- Work task
Scan the entries below and return each line that contains "RefSeq".

- Given entries

*** Block opens ***

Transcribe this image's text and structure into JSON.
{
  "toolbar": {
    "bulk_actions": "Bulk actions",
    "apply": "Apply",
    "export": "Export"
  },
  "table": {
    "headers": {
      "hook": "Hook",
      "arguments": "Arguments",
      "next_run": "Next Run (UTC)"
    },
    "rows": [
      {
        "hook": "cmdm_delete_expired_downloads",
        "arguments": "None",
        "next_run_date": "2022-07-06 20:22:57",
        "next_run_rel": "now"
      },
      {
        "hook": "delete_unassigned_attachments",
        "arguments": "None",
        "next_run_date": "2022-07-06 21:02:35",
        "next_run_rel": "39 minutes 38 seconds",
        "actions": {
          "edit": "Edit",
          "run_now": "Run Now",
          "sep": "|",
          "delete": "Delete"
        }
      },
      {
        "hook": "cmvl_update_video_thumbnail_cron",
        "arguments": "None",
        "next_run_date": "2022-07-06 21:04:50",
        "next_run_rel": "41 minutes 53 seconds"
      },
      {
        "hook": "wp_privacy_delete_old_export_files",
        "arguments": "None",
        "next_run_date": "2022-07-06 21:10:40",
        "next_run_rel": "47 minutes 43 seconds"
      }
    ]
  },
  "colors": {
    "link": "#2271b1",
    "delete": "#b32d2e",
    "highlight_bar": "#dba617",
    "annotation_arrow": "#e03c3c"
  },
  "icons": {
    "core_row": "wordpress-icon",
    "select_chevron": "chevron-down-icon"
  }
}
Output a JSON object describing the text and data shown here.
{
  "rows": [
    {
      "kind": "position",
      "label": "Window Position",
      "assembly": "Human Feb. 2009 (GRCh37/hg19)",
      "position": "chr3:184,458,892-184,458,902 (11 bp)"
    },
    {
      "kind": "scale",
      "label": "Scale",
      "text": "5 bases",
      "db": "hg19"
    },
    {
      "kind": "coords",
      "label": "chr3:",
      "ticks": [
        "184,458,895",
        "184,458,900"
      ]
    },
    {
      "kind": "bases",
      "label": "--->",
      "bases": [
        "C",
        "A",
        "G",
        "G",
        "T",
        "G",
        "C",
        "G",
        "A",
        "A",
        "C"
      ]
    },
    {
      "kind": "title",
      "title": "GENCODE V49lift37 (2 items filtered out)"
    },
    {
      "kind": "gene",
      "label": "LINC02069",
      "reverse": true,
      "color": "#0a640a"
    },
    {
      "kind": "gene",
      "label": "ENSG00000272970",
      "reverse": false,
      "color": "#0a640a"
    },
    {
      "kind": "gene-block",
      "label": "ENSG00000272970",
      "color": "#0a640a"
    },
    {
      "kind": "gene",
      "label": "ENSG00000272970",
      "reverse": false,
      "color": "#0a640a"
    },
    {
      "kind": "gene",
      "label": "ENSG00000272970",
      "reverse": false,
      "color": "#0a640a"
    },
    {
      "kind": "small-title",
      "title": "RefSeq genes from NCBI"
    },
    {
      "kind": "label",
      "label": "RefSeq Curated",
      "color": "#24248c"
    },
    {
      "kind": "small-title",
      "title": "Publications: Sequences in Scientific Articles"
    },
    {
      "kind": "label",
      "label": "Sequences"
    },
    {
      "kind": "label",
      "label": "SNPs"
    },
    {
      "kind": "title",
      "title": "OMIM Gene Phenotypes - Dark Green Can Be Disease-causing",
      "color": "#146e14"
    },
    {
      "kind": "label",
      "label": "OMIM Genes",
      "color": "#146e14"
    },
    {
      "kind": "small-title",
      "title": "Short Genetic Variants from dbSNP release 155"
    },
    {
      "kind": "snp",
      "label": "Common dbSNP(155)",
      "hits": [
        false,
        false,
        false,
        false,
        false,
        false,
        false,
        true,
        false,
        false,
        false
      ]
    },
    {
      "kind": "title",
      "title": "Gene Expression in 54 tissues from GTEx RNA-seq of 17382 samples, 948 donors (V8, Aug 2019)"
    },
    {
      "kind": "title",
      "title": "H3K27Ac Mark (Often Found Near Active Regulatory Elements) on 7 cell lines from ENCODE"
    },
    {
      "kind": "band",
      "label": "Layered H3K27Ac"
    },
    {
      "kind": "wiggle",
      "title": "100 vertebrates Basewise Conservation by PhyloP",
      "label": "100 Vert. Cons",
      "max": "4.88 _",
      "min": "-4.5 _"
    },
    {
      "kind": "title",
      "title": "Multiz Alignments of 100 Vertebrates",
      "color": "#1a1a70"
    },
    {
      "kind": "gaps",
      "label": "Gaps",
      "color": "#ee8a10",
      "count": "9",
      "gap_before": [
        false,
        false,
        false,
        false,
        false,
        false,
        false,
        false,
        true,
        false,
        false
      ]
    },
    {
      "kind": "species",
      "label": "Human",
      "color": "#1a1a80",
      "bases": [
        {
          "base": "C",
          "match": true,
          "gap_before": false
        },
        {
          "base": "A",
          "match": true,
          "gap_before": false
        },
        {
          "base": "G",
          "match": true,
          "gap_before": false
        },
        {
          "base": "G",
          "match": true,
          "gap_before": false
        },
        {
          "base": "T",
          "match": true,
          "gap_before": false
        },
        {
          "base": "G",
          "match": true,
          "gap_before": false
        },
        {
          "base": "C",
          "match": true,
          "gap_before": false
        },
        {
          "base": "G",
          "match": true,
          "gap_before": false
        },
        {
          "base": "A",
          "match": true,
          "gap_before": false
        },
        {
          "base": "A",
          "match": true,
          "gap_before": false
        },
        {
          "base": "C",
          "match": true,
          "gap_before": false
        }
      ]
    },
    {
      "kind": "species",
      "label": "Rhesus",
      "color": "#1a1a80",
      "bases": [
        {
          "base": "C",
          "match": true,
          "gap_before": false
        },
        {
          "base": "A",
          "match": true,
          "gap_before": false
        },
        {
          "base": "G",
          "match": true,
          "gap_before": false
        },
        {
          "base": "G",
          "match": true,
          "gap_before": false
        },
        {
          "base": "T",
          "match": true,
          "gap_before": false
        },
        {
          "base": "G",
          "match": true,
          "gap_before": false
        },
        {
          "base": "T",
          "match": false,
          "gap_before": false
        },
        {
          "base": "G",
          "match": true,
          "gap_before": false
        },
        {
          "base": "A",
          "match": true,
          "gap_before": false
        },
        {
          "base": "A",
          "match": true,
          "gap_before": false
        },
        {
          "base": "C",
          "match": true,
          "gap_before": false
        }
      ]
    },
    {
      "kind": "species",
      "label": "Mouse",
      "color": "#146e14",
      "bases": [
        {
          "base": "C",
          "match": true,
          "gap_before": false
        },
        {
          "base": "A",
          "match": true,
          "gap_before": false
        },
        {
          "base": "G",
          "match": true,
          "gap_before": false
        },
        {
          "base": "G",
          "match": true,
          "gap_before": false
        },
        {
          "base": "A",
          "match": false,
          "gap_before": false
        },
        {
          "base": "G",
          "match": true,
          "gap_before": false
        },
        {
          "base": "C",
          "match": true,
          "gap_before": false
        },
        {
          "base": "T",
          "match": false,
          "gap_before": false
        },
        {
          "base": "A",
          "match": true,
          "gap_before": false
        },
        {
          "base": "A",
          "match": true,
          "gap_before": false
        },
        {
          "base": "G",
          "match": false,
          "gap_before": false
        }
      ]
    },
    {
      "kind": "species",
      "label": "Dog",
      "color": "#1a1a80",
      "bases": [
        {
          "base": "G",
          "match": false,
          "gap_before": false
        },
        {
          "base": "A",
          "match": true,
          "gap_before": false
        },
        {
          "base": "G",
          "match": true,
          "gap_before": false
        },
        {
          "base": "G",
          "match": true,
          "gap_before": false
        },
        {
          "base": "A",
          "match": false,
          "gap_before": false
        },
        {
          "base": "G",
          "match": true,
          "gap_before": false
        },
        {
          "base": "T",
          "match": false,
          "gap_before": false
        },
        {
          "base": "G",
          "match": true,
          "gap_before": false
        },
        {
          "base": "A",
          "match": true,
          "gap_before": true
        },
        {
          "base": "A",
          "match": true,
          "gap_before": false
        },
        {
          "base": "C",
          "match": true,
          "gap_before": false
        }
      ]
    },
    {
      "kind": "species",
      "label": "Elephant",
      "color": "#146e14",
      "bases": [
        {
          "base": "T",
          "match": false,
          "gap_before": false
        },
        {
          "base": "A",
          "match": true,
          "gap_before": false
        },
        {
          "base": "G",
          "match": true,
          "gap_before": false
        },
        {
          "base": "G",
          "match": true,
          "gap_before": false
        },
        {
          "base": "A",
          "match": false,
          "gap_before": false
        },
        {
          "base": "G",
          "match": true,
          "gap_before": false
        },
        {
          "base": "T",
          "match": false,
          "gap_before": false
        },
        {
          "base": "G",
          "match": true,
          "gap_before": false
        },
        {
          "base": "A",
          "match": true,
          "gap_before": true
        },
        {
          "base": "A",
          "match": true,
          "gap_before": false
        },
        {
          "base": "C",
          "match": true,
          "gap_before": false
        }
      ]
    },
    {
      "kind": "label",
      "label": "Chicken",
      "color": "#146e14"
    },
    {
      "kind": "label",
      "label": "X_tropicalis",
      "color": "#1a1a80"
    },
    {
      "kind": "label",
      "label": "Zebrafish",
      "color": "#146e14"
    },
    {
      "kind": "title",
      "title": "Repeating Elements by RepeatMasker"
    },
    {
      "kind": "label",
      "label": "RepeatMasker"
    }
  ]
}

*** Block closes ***

- Answer box
      "title": "RefSeq genes from NCBI"
      "label": "RefSeq Curated",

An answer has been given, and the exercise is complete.